About this exercise - Looking at the data that follows, count the lines containing the word "kind" and write down only that count.

Dataset content -
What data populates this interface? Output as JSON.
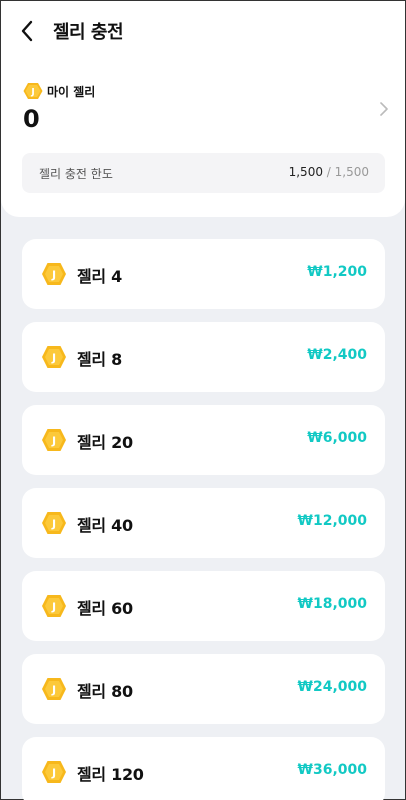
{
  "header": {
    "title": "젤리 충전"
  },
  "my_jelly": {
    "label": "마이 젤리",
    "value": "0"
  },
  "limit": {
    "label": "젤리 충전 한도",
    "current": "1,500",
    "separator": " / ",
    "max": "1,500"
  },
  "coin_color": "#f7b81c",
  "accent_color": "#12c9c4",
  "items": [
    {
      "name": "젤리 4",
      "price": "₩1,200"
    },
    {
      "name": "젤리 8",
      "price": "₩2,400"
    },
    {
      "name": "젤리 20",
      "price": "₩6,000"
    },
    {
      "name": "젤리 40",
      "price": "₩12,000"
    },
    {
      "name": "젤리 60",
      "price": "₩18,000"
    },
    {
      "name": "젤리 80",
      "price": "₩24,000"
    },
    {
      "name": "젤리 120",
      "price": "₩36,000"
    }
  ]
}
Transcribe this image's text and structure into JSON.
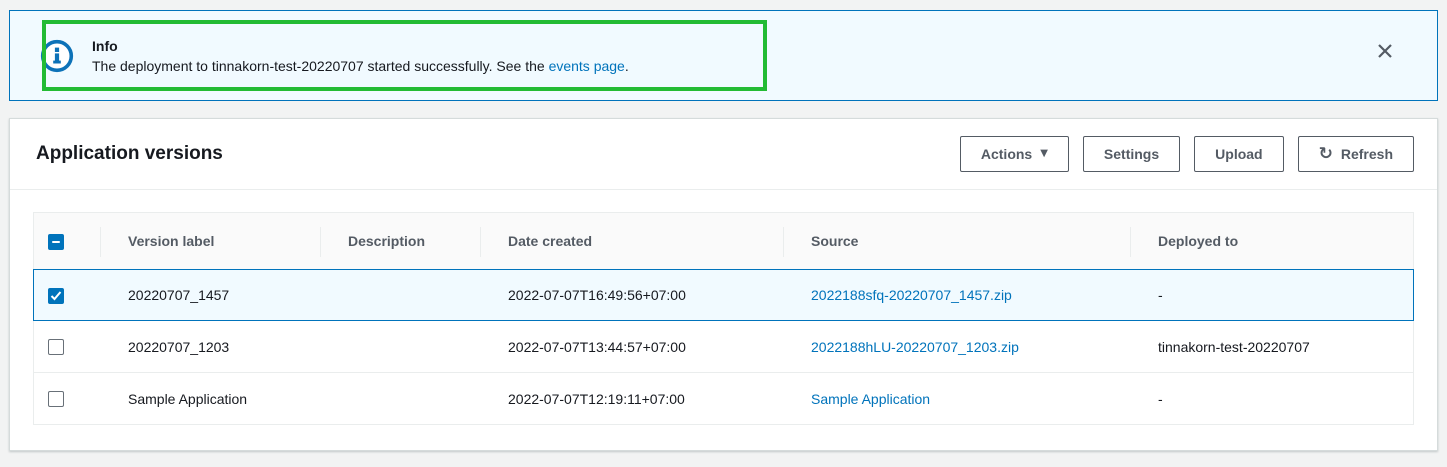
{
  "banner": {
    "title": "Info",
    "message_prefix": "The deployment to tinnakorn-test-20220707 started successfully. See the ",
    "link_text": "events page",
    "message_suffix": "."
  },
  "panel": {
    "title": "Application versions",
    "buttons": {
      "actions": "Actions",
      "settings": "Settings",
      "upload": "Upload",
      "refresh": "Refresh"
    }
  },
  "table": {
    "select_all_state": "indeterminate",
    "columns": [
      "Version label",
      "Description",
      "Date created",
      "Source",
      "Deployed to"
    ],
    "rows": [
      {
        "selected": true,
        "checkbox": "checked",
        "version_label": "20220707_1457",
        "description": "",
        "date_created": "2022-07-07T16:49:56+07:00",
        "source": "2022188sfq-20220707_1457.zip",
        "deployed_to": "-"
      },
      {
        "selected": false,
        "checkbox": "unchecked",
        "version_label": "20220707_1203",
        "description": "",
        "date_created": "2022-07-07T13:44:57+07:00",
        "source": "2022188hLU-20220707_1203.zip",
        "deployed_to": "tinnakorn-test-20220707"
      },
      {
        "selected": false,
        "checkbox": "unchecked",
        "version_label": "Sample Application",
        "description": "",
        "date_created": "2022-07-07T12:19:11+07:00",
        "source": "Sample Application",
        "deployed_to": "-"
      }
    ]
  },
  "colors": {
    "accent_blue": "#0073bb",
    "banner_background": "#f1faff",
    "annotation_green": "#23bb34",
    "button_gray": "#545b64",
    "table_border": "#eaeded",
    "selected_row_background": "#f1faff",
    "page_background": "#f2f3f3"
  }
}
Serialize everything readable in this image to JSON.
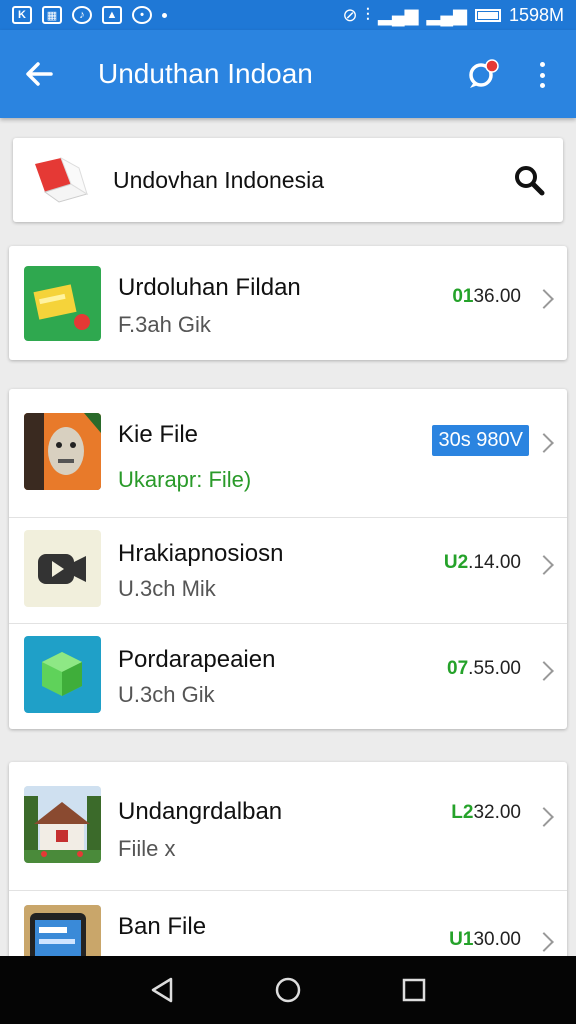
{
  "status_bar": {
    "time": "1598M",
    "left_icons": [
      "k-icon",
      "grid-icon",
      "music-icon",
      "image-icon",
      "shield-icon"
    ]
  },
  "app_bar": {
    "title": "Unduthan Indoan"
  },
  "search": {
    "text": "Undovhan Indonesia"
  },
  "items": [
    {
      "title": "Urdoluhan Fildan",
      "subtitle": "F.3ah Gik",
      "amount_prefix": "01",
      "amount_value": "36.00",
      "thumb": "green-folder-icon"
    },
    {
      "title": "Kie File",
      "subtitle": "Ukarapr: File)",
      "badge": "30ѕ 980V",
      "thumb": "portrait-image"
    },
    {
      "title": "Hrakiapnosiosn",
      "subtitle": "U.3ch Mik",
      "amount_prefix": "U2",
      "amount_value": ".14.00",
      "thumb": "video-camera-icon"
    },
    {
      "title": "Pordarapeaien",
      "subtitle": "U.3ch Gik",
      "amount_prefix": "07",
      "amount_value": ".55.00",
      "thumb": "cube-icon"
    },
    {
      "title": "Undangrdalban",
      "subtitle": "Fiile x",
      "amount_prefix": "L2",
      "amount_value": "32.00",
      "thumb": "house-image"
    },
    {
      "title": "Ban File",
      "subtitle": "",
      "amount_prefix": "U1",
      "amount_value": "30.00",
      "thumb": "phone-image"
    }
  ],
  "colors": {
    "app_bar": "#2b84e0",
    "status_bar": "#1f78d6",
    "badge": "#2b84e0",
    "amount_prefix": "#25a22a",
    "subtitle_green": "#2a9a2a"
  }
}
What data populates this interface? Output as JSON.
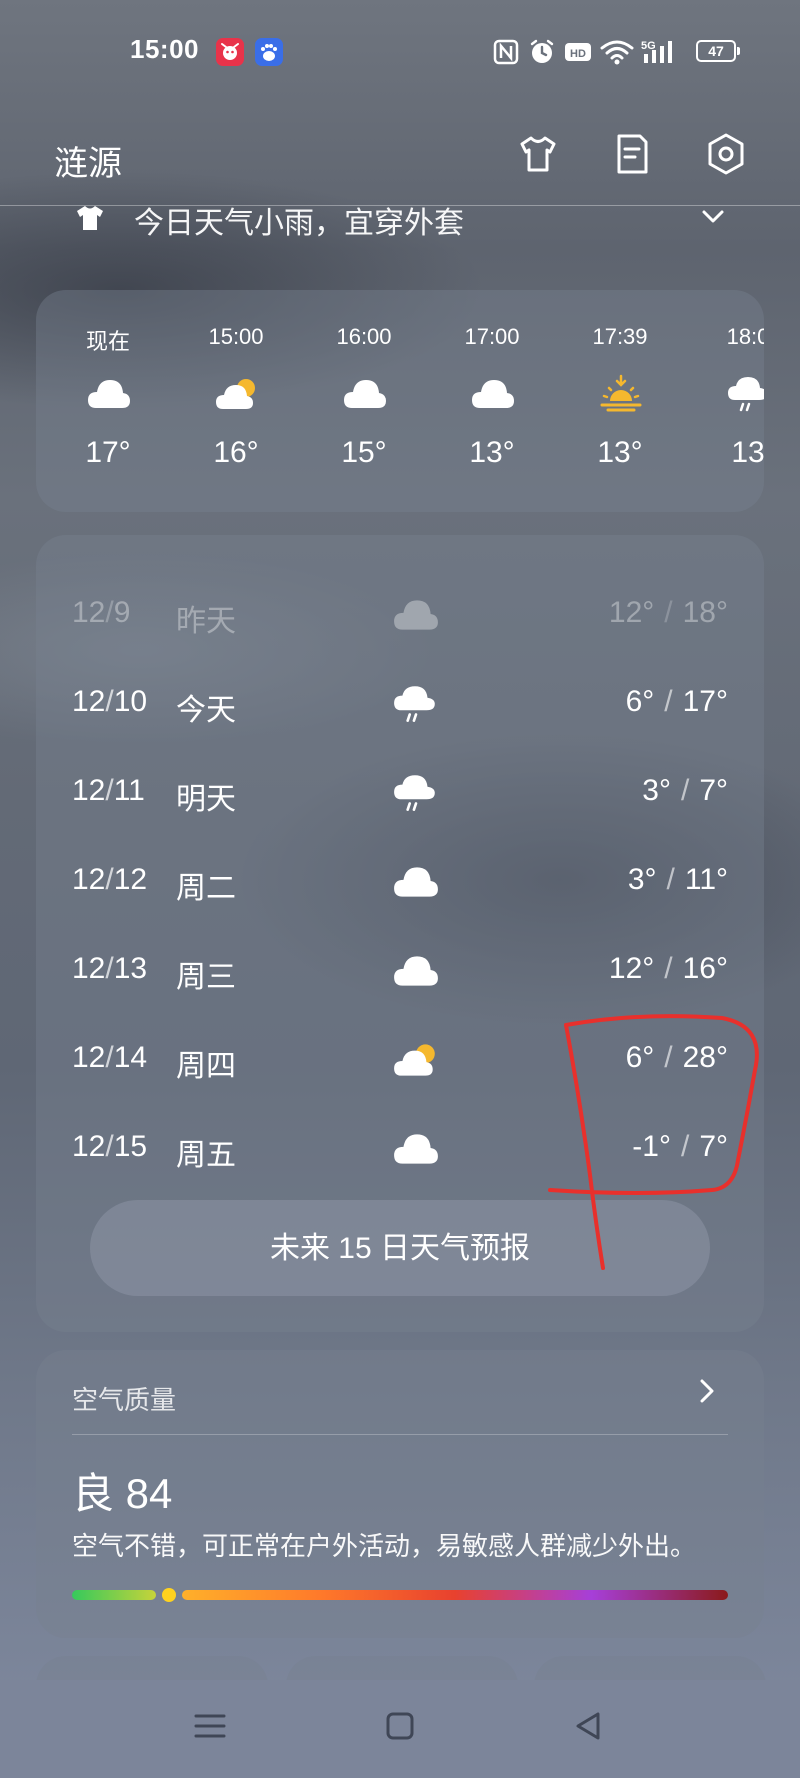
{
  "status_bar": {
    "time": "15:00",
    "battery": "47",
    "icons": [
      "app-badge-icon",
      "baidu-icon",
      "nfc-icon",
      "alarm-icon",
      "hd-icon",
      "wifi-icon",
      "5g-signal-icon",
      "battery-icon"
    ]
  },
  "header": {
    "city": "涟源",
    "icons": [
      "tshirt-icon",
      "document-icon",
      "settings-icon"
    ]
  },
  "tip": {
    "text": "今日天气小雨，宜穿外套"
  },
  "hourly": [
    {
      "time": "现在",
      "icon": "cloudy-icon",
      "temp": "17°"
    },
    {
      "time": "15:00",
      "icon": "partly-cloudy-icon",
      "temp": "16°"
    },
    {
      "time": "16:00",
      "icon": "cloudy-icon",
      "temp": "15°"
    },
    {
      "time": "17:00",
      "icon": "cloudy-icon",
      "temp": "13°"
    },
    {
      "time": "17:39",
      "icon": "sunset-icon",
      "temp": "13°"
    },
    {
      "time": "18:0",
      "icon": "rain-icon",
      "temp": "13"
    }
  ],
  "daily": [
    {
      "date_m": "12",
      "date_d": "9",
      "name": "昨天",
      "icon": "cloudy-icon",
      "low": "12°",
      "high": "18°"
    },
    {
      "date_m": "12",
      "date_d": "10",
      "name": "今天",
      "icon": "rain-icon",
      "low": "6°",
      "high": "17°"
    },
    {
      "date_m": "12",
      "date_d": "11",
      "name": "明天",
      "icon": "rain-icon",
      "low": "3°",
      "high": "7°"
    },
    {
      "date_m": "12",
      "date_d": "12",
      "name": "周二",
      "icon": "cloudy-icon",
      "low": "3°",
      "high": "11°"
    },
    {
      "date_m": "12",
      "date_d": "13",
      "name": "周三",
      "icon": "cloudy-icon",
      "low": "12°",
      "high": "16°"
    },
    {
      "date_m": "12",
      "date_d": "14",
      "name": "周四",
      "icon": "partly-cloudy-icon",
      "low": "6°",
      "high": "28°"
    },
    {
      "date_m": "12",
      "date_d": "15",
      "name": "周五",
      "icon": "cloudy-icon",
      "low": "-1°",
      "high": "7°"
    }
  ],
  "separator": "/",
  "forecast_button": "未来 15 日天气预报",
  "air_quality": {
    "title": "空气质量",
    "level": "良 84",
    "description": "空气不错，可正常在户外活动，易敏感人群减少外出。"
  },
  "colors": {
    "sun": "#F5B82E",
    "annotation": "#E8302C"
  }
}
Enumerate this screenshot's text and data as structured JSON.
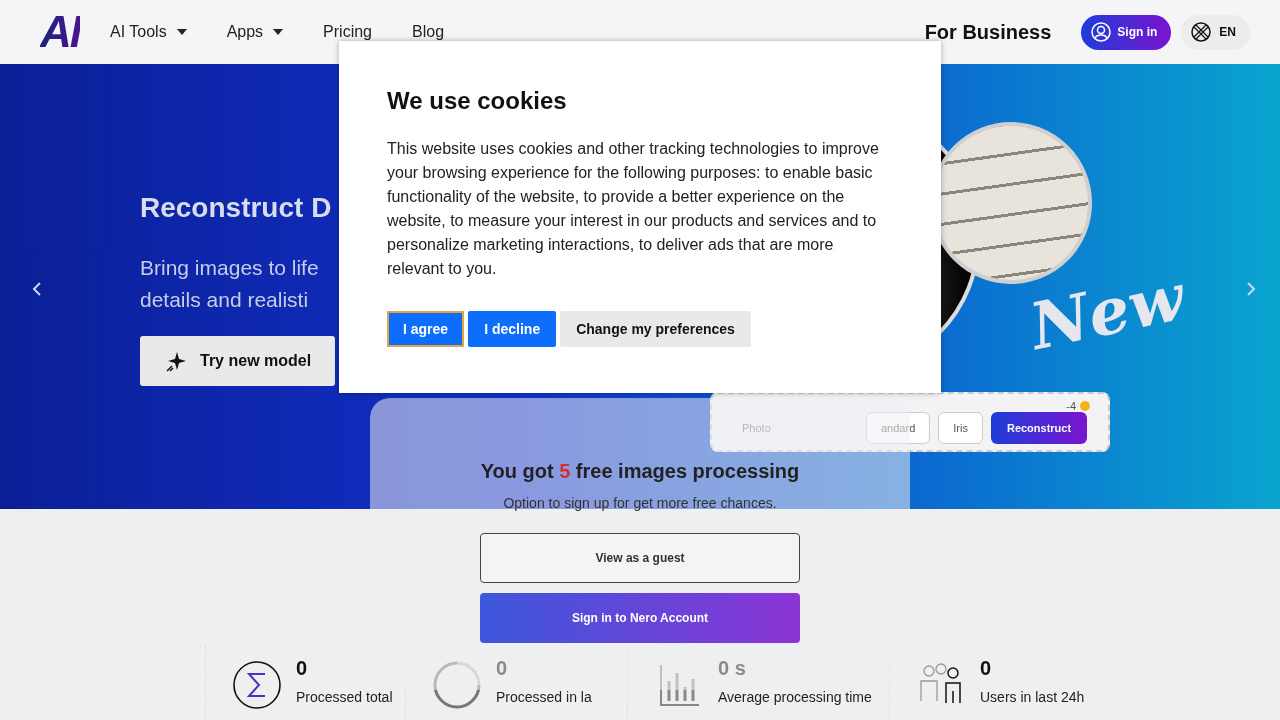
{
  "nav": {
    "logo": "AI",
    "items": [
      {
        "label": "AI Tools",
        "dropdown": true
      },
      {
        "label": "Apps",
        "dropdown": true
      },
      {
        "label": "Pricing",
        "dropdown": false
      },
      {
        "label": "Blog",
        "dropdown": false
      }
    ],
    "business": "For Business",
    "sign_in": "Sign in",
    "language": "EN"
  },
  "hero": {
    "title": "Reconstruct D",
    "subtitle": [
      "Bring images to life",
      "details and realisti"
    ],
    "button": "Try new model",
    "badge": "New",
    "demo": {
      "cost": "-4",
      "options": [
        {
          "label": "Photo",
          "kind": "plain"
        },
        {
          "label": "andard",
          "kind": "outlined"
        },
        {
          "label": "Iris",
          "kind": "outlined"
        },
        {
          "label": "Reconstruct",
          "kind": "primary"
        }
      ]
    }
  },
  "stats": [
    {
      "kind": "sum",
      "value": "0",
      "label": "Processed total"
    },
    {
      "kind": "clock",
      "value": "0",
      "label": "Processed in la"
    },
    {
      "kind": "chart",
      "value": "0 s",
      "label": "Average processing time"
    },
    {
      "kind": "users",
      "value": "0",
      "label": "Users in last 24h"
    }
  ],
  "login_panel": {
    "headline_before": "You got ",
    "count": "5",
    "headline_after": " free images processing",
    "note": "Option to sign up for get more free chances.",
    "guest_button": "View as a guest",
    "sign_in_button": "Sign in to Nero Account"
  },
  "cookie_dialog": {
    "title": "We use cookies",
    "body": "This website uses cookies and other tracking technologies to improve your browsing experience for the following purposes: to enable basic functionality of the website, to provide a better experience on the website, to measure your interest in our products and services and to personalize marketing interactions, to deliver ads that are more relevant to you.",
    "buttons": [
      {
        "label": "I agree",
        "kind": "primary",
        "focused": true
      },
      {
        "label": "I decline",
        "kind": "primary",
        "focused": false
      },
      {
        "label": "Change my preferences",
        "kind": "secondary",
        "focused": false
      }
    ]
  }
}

Written answer - 11